Of the recent specialist procedurals, a great many of them feature a male specialist and a female handler (Castle, Lie to Me, Life, Fringe, The Mentalist, etc.) This allows the shows to dodge the traditionally-expected arrangement of positioning a strong male character to ‘protect’ a female specialist (though shows like Bones keep to this model). Fringe‘s Olivia Dunham, Life‘s Dani Reese, The Mentalist‘s Teresa Lisbon, Castle‘s Stana Katic all serve one or both of two functions:
1) Protect the specialist (who is not necessarily trained to handle himself in-field). Some specialists are also-field trained, but even they require additional protection as a result of the times when their ‘weird-ness’ gets them into more trouble.
2) Provide a grounding/contextualizing force to the ‘weird’ specialist. The specialist-characters in these procedurals are often portrayed as being un-grounded or disassociated from the normal social world as a result of their special perspective on the world. Each show goes about this in a different way, and it’s not a universal. I’m merely drawing attention to a trend which has been identified in contemporary shows.

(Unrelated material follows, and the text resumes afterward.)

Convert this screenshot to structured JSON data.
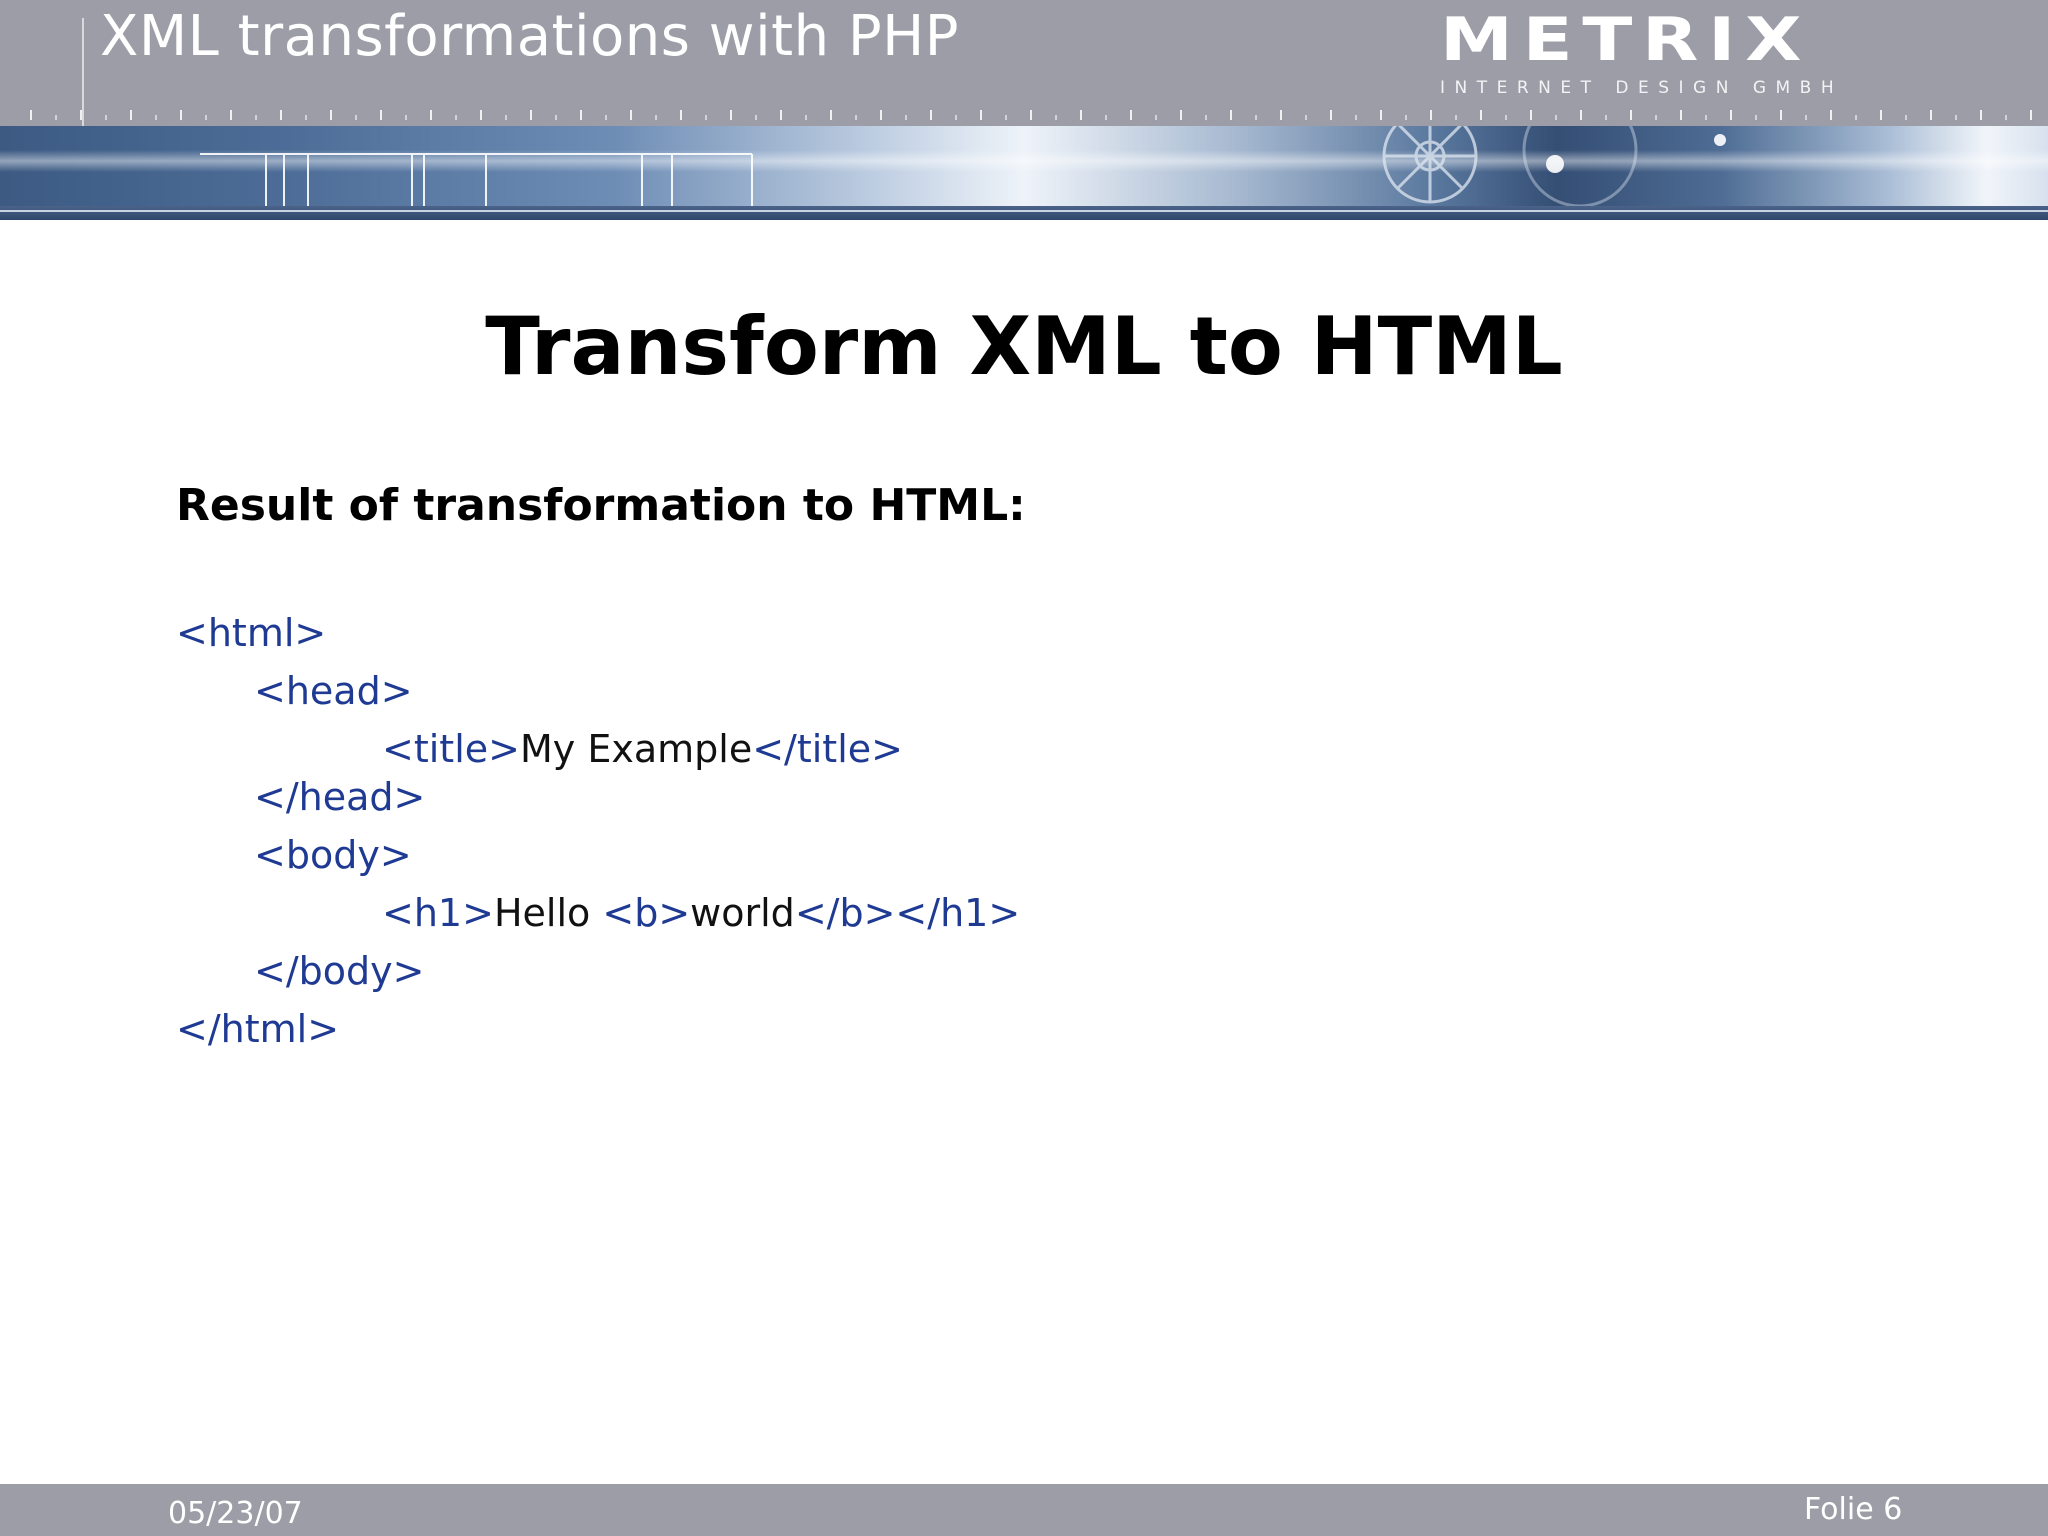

This Specialist–Handler arrangement provides a solid dramatic base for the shows, going back to shows like the X-Files (Mulder and Scully were both specialists in different areas, but Scully tended to play the ‘handler’ role more when Mulder went off on his conspiracy-chasing) and beyond. The Handler character acts as a straight-man (or straight-woman in many cases) to the Specialist’s antics, acting as the audience’s stand-in, requiring an explanation or interpretation of the specialist’s arcane knowledge. Dr. Cuddy is Dr. House’s handler, but so are the other fellows on his team.
Production companies will continue to use the specialist model to attempt to find space for their shows in an already-crowded procedural market. Television viewers have seen decades worth of standard police procedurals, and this escalation into increasingly oddball specialists is an attempt to keep the lucrative procedural sub-genre fresh for viewers. In the meantime, we as viewers have a wide variety of flavors of procedural to choose from to get our satisfaction in knowing that at the end of the hour, the criminal will be known even if they aren’t caught, and moreso than justice, mastery of knowledge will be achieved, allowing the specialist to sleep content in their ability and for us to retain our confidence in those specialists and the System which protects us.
At least, that seems to be the idea.